Stephen Trask Says HEDWIG & THE ANGRY INCH Is 'Just One Big Lou Reed Mash-Up'
Composer/lyricist Stephen Trask is currently prepping his unique rock musical written with John Cameron Mitchell for its Broadway debut, HEDWIG & THE ANGRY INCH, starring Neil Patrick Harris, and the songwriter opens up about the immense influence of recently deceased rock idol Lou Reed in a compelling new essay.
Trask writes, "To say Lou Reed had an influence on the songs I wrote for the show is like saying Hedwig might wear a little make-up-it's so obvious and understated. From "Tear Me Down," which started as straight-up rip-off to the line "All the strange rock and rollers/ You know you're doing all right," the Hedwig score is in many ways just one big Lou Reed mash-up."
Additionally, Trask relates, "Reed's music was in heavy rotation when John and I were first writing the show: All the great Velvet Underground records, obviously, but also, and more-so, solo records like Berlin, Transformer, The Blue Mask, New York-which was pretty recent and a fresh reminder that he was the great American songwriter. I studied these records like jazz players study Charlie Parker solos, scrawling lyrics and chords on a legal pad and then singing and playing along until I got every phrase and intonation perfect. From him I learned that you could write a smart, literary, witty and still-cool song about pretty much anything and how to write thematically across a group of songs to make a song cycle/concept album."
Furthermore, Trask adds of his own interactions with Lou Reed, "I remember the night that he and Laurie Anderson came to see us perform Hedwig at the Jane Street Theatre. When I saw him in the audience, my reaction was to start crying, which I kept up until some time after "Wig In A Box." On the elevator ride up to the dressing room, he slipped his hand under my denim vest and felt me up, Laurie Anderson watching and smiling. It was surreal. People remember him as curmudgeonly, but he was generous and attentive to each of us backstage."

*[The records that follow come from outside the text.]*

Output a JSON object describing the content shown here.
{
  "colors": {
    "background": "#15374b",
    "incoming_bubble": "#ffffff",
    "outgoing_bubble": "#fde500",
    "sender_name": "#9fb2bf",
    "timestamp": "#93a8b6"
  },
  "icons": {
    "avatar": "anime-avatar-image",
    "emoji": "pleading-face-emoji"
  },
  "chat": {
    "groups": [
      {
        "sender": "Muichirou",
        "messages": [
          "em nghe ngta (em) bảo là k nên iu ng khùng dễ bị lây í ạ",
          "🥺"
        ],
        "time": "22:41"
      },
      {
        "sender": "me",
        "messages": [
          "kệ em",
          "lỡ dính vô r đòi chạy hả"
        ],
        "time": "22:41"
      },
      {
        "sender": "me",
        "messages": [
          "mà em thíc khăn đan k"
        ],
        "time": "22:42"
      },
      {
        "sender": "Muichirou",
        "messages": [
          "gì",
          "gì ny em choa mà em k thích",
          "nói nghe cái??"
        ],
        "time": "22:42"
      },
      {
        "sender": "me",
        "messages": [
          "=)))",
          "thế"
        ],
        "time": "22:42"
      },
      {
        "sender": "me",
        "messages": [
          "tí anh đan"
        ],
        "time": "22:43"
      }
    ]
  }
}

Trask concludes, "I saw him again when he invited me to sit next to him at a '60s tribute night at The Bottom Line. When he dropped his guard, he was just a warm-hearted mensch. At least that's what I remember."
Check out the original article on the matter here.